11. Is this a noisy environment? Sometimes switches and routers are unable to negotiate the correct link speed with a device. The correct speed is never established. You may be able to disable this auto negotiation process.
12. Are your devices getting valid TCP/IP addresses from the DHCP server?A DHCP server provides a device with its TCP/IP addresses. If the DHCP server fails or is unavailable, your devices can not get a valid TCP/IP address and can not join the network properly. Check one or two of your nodes that support some a web server or front panel that can display the TCP/IP address for valid TCP/IP addresses. Power cycle those devices and check them again to see if they received a valid TCP/IP address from the DHCP server after the power cycle.

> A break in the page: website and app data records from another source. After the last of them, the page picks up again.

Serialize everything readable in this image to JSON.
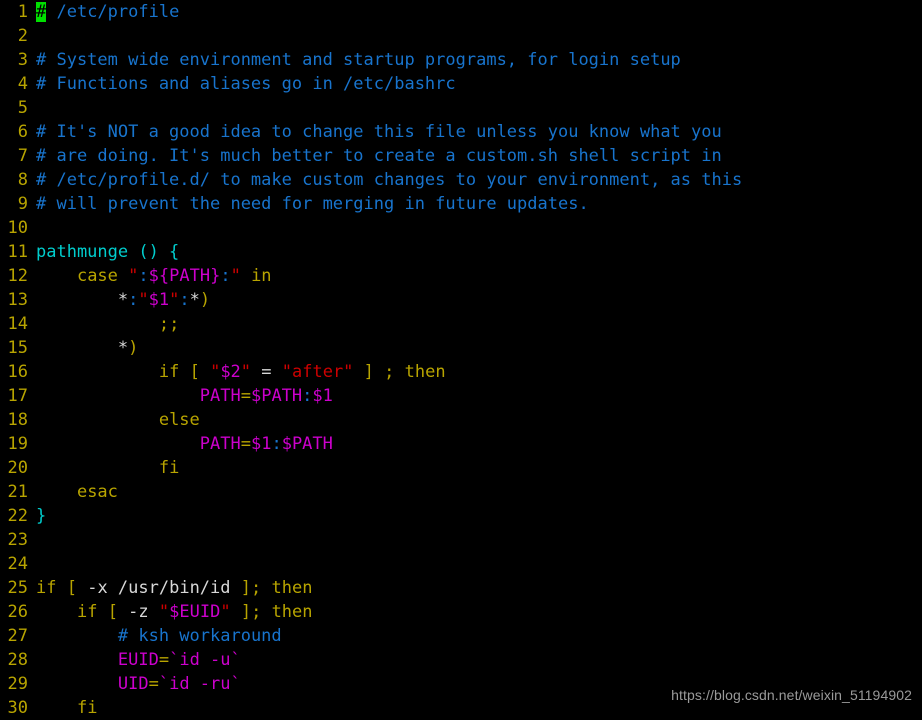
{
  "editor": {
    "app": "vim",
    "filename": "/etc/profile",
    "background_color": "#000000",
    "cursor": {
      "line": 1,
      "column": 1,
      "char": "#",
      "color": "#00e000",
      "text_color": "#000000"
    },
    "colors": {
      "line_number": "#b8a400",
      "comment": "#1874cd",
      "keyword": "#b8a400",
      "function": "#00cdcd",
      "string": "#cd0000",
      "variable": "#cd00cd",
      "operator": "#b8a400",
      "delimiter": "#1874cd",
      "plain": "#d8d8d8"
    },
    "lines": [
      {
        "number": "1",
        "tokens": [
          {
            "t": "#",
            "c": "cursor"
          },
          {
            "t": " /etc/profile",
            "c": "c-comment"
          }
        ]
      },
      {
        "number": "2",
        "tokens": []
      },
      {
        "number": "3",
        "tokens": [
          {
            "t": "# System wide environment and startup programs, for login setup",
            "c": "c-comment"
          }
        ]
      },
      {
        "number": "4",
        "tokens": [
          {
            "t": "# Functions and aliases go in /etc/bashrc",
            "c": "c-comment"
          }
        ]
      },
      {
        "number": "5",
        "tokens": []
      },
      {
        "number": "6",
        "tokens": [
          {
            "t": "# It's NOT a good idea to change this file unless you know what you",
            "c": "c-comment"
          }
        ]
      },
      {
        "number": "7",
        "tokens": [
          {
            "t": "# are doing. It's much better to create a custom.sh shell script in",
            "c": "c-comment"
          }
        ]
      },
      {
        "number": "8",
        "tokens": [
          {
            "t": "# /etc/profile.d/ to make custom changes to your environment, as this",
            "c": "c-comment"
          }
        ]
      },
      {
        "number": "9",
        "tokens": [
          {
            "t": "# will prevent the need for merging in future updates.",
            "c": "c-comment"
          }
        ]
      },
      {
        "number": "10",
        "tokens": []
      },
      {
        "number": "11",
        "tokens": [
          {
            "t": "pathmunge () {",
            "c": "c-func"
          }
        ]
      },
      {
        "number": "12",
        "tokens": [
          {
            "t": "    ",
            "c": "c-plain"
          },
          {
            "t": "case",
            "c": "c-keyword"
          },
          {
            "t": " ",
            "c": "c-plain"
          },
          {
            "t": "\"",
            "c": "c-string"
          },
          {
            "t": ":",
            "c": "c-delim"
          },
          {
            "t": "${PATH}",
            "c": "c-var"
          },
          {
            "t": ":",
            "c": "c-delim"
          },
          {
            "t": "\"",
            "c": "c-string"
          },
          {
            "t": " ",
            "c": "c-plain"
          },
          {
            "t": "in",
            "c": "c-keyword"
          }
        ]
      },
      {
        "number": "13",
        "tokens": [
          {
            "t": "        ",
            "c": "c-plain"
          },
          {
            "t": "*",
            "c": "c-plain"
          },
          {
            "t": ":",
            "c": "c-delim"
          },
          {
            "t": "\"",
            "c": "c-string"
          },
          {
            "t": "$1",
            "c": "c-var"
          },
          {
            "t": "\"",
            "c": "c-string"
          },
          {
            "t": ":",
            "c": "c-delim"
          },
          {
            "t": "*",
            "c": "c-plain"
          },
          {
            "t": ")",
            "c": "c-keyword"
          }
        ]
      },
      {
        "number": "14",
        "tokens": [
          {
            "t": "            ",
            "c": "c-plain"
          },
          {
            "t": ";;",
            "c": "c-keyword"
          }
        ]
      },
      {
        "number": "15",
        "tokens": [
          {
            "t": "        ",
            "c": "c-plain"
          },
          {
            "t": "*",
            "c": "c-plain"
          },
          {
            "t": ")",
            "c": "c-keyword"
          }
        ]
      },
      {
        "number": "16",
        "tokens": [
          {
            "t": "            ",
            "c": "c-plain"
          },
          {
            "t": "if",
            "c": "c-keyword"
          },
          {
            "t": " ",
            "c": "c-plain"
          },
          {
            "t": "[",
            "c": "c-keyword"
          },
          {
            "t": " ",
            "c": "c-plain"
          },
          {
            "t": "\"",
            "c": "c-string"
          },
          {
            "t": "$2",
            "c": "c-var"
          },
          {
            "t": "\"",
            "c": "c-string"
          },
          {
            "t": " = ",
            "c": "c-plain"
          },
          {
            "t": "\"after\"",
            "c": "c-string"
          },
          {
            "t": " ",
            "c": "c-plain"
          },
          {
            "t": "]",
            "c": "c-keyword"
          },
          {
            "t": " ",
            "c": "c-plain"
          },
          {
            "t": ";",
            "c": "c-keyword"
          },
          {
            "t": " ",
            "c": "c-plain"
          },
          {
            "t": "then",
            "c": "c-keyword"
          }
        ]
      },
      {
        "number": "17",
        "tokens": [
          {
            "t": "                ",
            "c": "c-plain"
          },
          {
            "t": "PATH",
            "c": "c-var"
          },
          {
            "t": "=",
            "c": "c-op"
          },
          {
            "t": "$PATH",
            "c": "c-var"
          },
          {
            "t": ":",
            "c": "c-delim"
          },
          {
            "t": "$1",
            "c": "c-var"
          }
        ]
      },
      {
        "number": "18",
        "tokens": [
          {
            "t": "            ",
            "c": "c-plain"
          },
          {
            "t": "else",
            "c": "c-keyword"
          }
        ]
      },
      {
        "number": "19",
        "tokens": [
          {
            "t": "                ",
            "c": "c-plain"
          },
          {
            "t": "PATH",
            "c": "c-var"
          },
          {
            "t": "=",
            "c": "c-op"
          },
          {
            "t": "$1",
            "c": "c-var"
          },
          {
            "t": ":",
            "c": "c-delim"
          },
          {
            "t": "$PATH",
            "c": "c-var"
          }
        ]
      },
      {
        "number": "20",
        "tokens": [
          {
            "t": "            ",
            "c": "c-plain"
          },
          {
            "t": "fi",
            "c": "c-keyword"
          }
        ]
      },
      {
        "number": "21",
        "tokens": [
          {
            "t": "    ",
            "c": "c-plain"
          },
          {
            "t": "esac",
            "c": "c-keyword"
          }
        ]
      },
      {
        "number": "22",
        "tokens": [
          {
            "t": "}",
            "c": "c-func"
          }
        ]
      },
      {
        "number": "23",
        "tokens": []
      },
      {
        "number": "24",
        "tokens": []
      },
      {
        "number": "25",
        "tokens": [
          {
            "t": "if",
            "c": "c-keyword"
          },
          {
            "t": " ",
            "c": "c-plain"
          },
          {
            "t": "[",
            "c": "c-keyword"
          },
          {
            "t": " -x /usr/bin/id ",
            "c": "c-plain"
          },
          {
            "t": "];",
            "c": "c-keyword"
          },
          {
            "t": " ",
            "c": "c-plain"
          },
          {
            "t": "then",
            "c": "c-keyword"
          }
        ]
      },
      {
        "number": "26",
        "tokens": [
          {
            "t": "    ",
            "c": "c-plain"
          },
          {
            "t": "if",
            "c": "c-keyword"
          },
          {
            "t": " ",
            "c": "c-plain"
          },
          {
            "t": "[",
            "c": "c-keyword"
          },
          {
            "t": " -z ",
            "c": "c-plain"
          },
          {
            "t": "\"",
            "c": "c-string"
          },
          {
            "t": "$EUID",
            "c": "c-var"
          },
          {
            "t": "\"",
            "c": "c-string"
          },
          {
            "t": " ",
            "c": "c-plain"
          },
          {
            "t": "];",
            "c": "c-keyword"
          },
          {
            "t": " ",
            "c": "c-plain"
          },
          {
            "t": "then",
            "c": "c-keyword"
          }
        ]
      },
      {
        "number": "27",
        "tokens": [
          {
            "t": "        ",
            "c": "c-plain"
          },
          {
            "t": "# ksh workaround",
            "c": "c-comment"
          }
        ]
      },
      {
        "number": "28",
        "tokens": [
          {
            "t": "        ",
            "c": "c-plain"
          },
          {
            "t": "EUID",
            "c": "c-var"
          },
          {
            "t": "=",
            "c": "c-op"
          },
          {
            "t": "`id -u`",
            "c": "c-var"
          }
        ]
      },
      {
        "number": "29",
        "tokens": [
          {
            "t": "        ",
            "c": "c-plain"
          },
          {
            "t": "UID",
            "c": "c-var"
          },
          {
            "t": "=",
            "c": "c-op"
          },
          {
            "t": "`id -ru`",
            "c": "c-var"
          }
        ]
      },
      {
        "number": "30",
        "tokens": [
          {
            "t": "    ",
            "c": "c-plain"
          },
          {
            "t": "fi",
            "c": "c-keyword"
          }
        ]
      }
    ]
  },
  "watermark": {
    "text": "https://blog.csdn.net/weixin_51194902"
  }
}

13. Can your devices be connected to the other devices on the network?When a router or switch in a complex architecture fails, the devices that use that switch to transmit packets will lose that connectivity. Join the network with your laptop and issue a PING command to each device in your network to test if all your switches and routers are working properly.

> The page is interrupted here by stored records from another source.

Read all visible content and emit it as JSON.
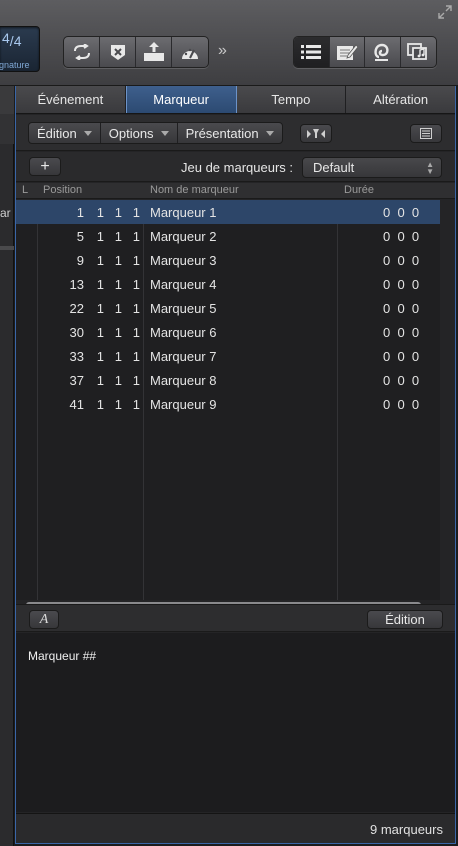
{
  "signature": {
    "value": "4/4",
    "numerator": "4",
    "denominator": "4",
    "label": "ignature"
  },
  "toolbar": {
    "group1": [
      "cycle-icon",
      "replace-icon",
      "bounce-icon",
      "metronome-icon"
    ],
    "more": "»",
    "group2": [
      "list-editors-icon",
      "notepad-icon",
      "loop-browser-icon",
      "media-browser-icon"
    ]
  },
  "left_strip": {
    "partial_text": "ar"
  },
  "tabs": [
    {
      "label": "Événement",
      "active": false
    },
    {
      "label": "Marqueur",
      "active": true
    },
    {
      "label": "Tempo",
      "active": false
    },
    {
      "label": "Altération",
      "active": false
    }
  ],
  "menu": {
    "edition": "Édition",
    "options": "Options",
    "presentation": "Présentation"
  },
  "marker_set": {
    "add": "+",
    "label": "Jeu de marqueurs :",
    "value": "Default"
  },
  "columns": {
    "lock": "L",
    "position": "Position",
    "name": "Nom de marqueur",
    "duration": "Durée"
  },
  "markers": [
    {
      "bar": "1",
      "beat": "1",
      "div": "1",
      "tick": "1",
      "name": "Marqueur 1",
      "duration": "0  0  0",
      "selected": true
    },
    {
      "bar": "5",
      "beat": "1",
      "div": "1",
      "tick": "1",
      "name": "Marqueur 2",
      "duration": "0  0  0",
      "selected": false
    },
    {
      "bar": "9",
      "beat": "1",
      "div": "1",
      "tick": "1",
      "name": "Marqueur 3",
      "duration": "0  0  0",
      "selected": false
    },
    {
      "bar": "13",
      "beat": "1",
      "div": "1",
      "tick": "1",
      "name": "Marqueur 4",
      "duration": "0  0  0",
      "selected": false
    },
    {
      "bar": "22",
      "beat": "1",
      "div": "1",
      "tick": "1",
      "name": "Marqueur 5",
      "duration": "0  0  0",
      "selected": false
    },
    {
      "bar": "30",
      "beat": "1",
      "div": "1",
      "tick": "1",
      "name": "Marqueur 6",
      "duration": "0  0  0",
      "selected": false
    },
    {
      "bar": "33",
      "beat": "1",
      "div": "1",
      "tick": "1",
      "name": "Marqueur 7",
      "duration": "0  0  0",
      "selected": false
    },
    {
      "bar": "37",
      "beat": "1",
      "div": "1",
      "tick": "1",
      "name": "Marqueur 8",
      "duration": "0  0  0",
      "selected": false
    },
    {
      "bar": "41",
      "beat": "1",
      "div": "1",
      "tick": "1",
      "name": "Marqueur 9",
      "duration": "0  0  0",
      "selected": false
    }
  ],
  "notes": {
    "font_button": "A",
    "edit_button": "Édition",
    "text": "Marqueur ##"
  },
  "status": {
    "count": "9 marqueurs"
  },
  "colors": {
    "accent": "#3a66a8",
    "selected_row": "#2d4669",
    "active_tab": "#3e5f8d"
  }
}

14. Is your network architecture setup properly?Devices can only talk to other devices on the same subnet. That means that the xxx.yyy.zzz portion of the TCP/IP addresses must be identical. To access devices in a different subnet, you must have a router that can take messages off one subnet and resend them on a new subnet. Check and Document your entire network architecture.
15. Are your switches and routers configured properly?Switches and routers can be very complex with lots of features to manage. Have any changes made to your switch or router setup? Is a port disabled?
16. How are your cables physically routed?Have you routed your cables near high power lines? Poor bandwith is sometimes due to noisy effects from nearby cabling.
17. Is your problem a connection problem or a protocol problem?Connection problems are issues with cabling, switches, network architecture and the like. Connection problems prevent the movement of packets from one Ethernet device to another Ethernet device. Protocol problems are the result of two devices sending and receiving packets correctly but failing to understand the data in those packets. Here are some tools that can assist you in solving those kinds of problems.